--- Exercise directions ---
The records below are to be set down again exactly, with the pictures left out.

--- Data under study ---

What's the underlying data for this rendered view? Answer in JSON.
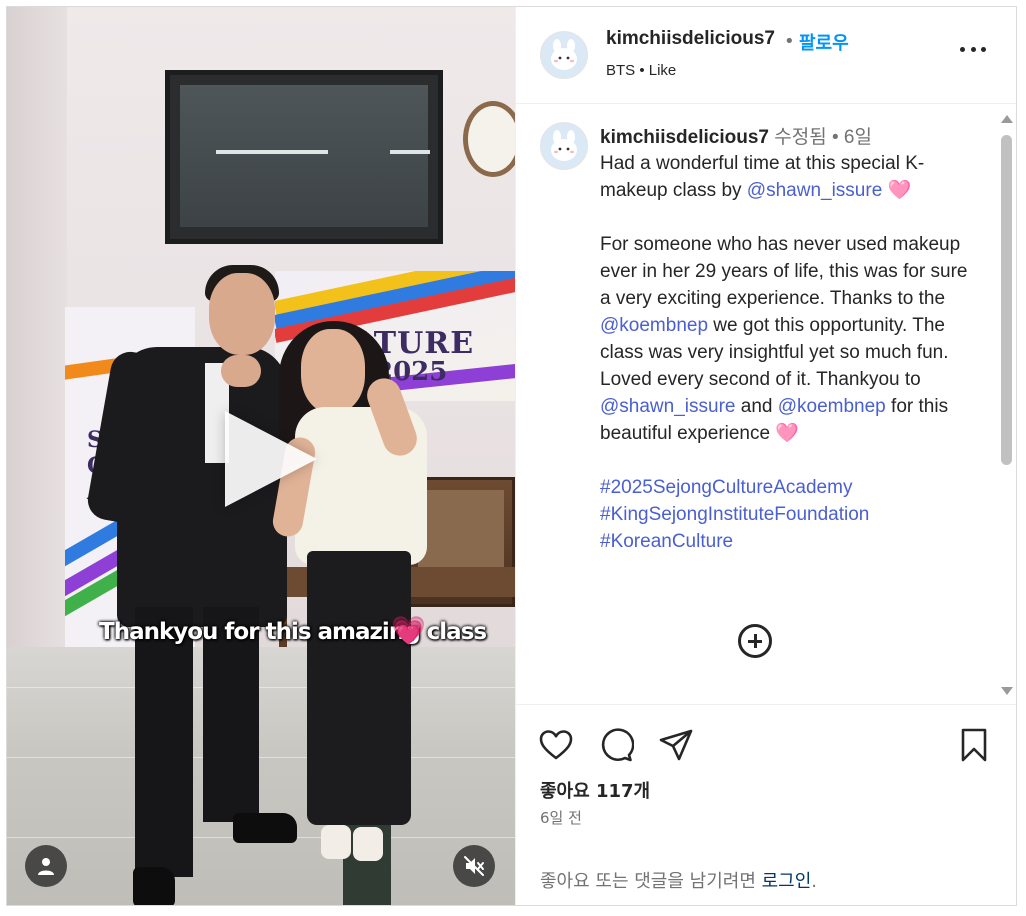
{
  "post": {
    "author": "kimchiisdelicious7",
    "follow_label": "팔로우",
    "subtitle": "BTS • Like",
    "video_caption": "Thankyou for this amazing class",
    "heart_emoji": "💗"
  },
  "comment": {
    "username": "kimchiisdelicious7",
    "meta": "수정됨 • 6일",
    "para1_text": "Had a wonderful time at this special K-makeup class by ",
    "para1_mention": "@shawn_issure",
    "para1_end": " 🩷",
    "para2_a": "For someone who has never used makeup ever in her 29 years of life, this was for sure a very exciting experience. Thanks to the ",
    "para2_mention1": "@koembnep",
    "para2_b": " we got this opportunity. The class was very insightful yet so much fun. Loved every second of it. Thankyou to ",
    "para2_mention2": "@shawn_issure",
    "para2_c": " and ",
    "para2_mention3": "@koembnep",
    "para2_d": " for this beautiful experience 🩷",
    "hashtags": [
      "#2025SejongCultureAcademy",
      "#KingSejongInstituteFoundation",
      "#KoreanCulture"
    ]
  },
  "footer": {
    "likes": "좋아요 117개",
    "time_ago": "6일 전",
    "login_prompt": "좋아요 또는 댓글을 남기려면 ",
    "login_link": "로그인",
    "login_suffix": "."
  },
  "icons": {
    "like": "heart-icon",
    "comment": "comment-icon",
    "share": "send-icon",
    "save": "bookmark-icon",
    "more": "more-icon",
    "add": "plus-circle-icon",
    "user": "user-icon",
    "mute": "muted-speaker-icon",
    "play": "play-icon"
  },
  "colors": {
    "accent": "#0095f6",
    "link": "#4a5fd1",
    "text": "#262626",
    "muted": "#737373"
  }
}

--- Your response ---
What's the underlying data for this rendered view? Answer in JSON.
{
  "post": {
    "author": "kimchiisdelicious7",
    "follow_label": "팔로우",
    "subtitle": "BTS • Like",
    "video_caption": "Thankyou for this amazing class",
    "heart_emoji": "💗"
  },
  "comment": {
    "username": "kimchiisdelicious7",
    "meta": "수정됨 • 6일",
    "para1_text": "Had a wonderful time at this special K-makeup class by ",
    "para1_mention": "@shawn_issure",
    "para1_end": " 🩷",
    "para2_a": "For someone who has never used makeup ever in her 29 years of life, this was for sure a very exciting experience. Thanks to the ",
    "para2_mention1": "@koembnep",
    "para2_b": " we got this opportunity. The class was very insightful yet so much fun. Loved every second of it. Thankyou to ",
    "para2_mention2": "@shawn_issure",
    "para2_c": " and ",
    "para2_mention3": "@koembnep",
    "para2_d": " for this beautiful experience 🩷",
    "hashtags": [
      "#2025SejongCultureAcademy",
      "#KingSejongInstituteFoundation",
      "#KoreanCulture"
    ]
  },
  "footer": {
    "likes": "좋아요 117개",
    "time_ago": "6일 전",
    "login_prompt": "좋아요 또는 댓글을 남기려면 ",
    "login_link": "로그인",
    "login_suffix": "."
  },
  "icons": {
    "like": "heart-icon",
    "comment": "comment-icon",
    "share": "send-icon",
    "save": "bookmark-icon",
    "more": "more-icon",
    "add": "plus-circle-icon",
    "user": "user-icon",
    "mute": "muted-speaker-icon",
    "play": "play-icon"
  },
  "colors": {
    "accent": "#0095f6",
    "link": "#4a5fd1",
    "text": "#262626",
    "muted": "#737373"
  }
}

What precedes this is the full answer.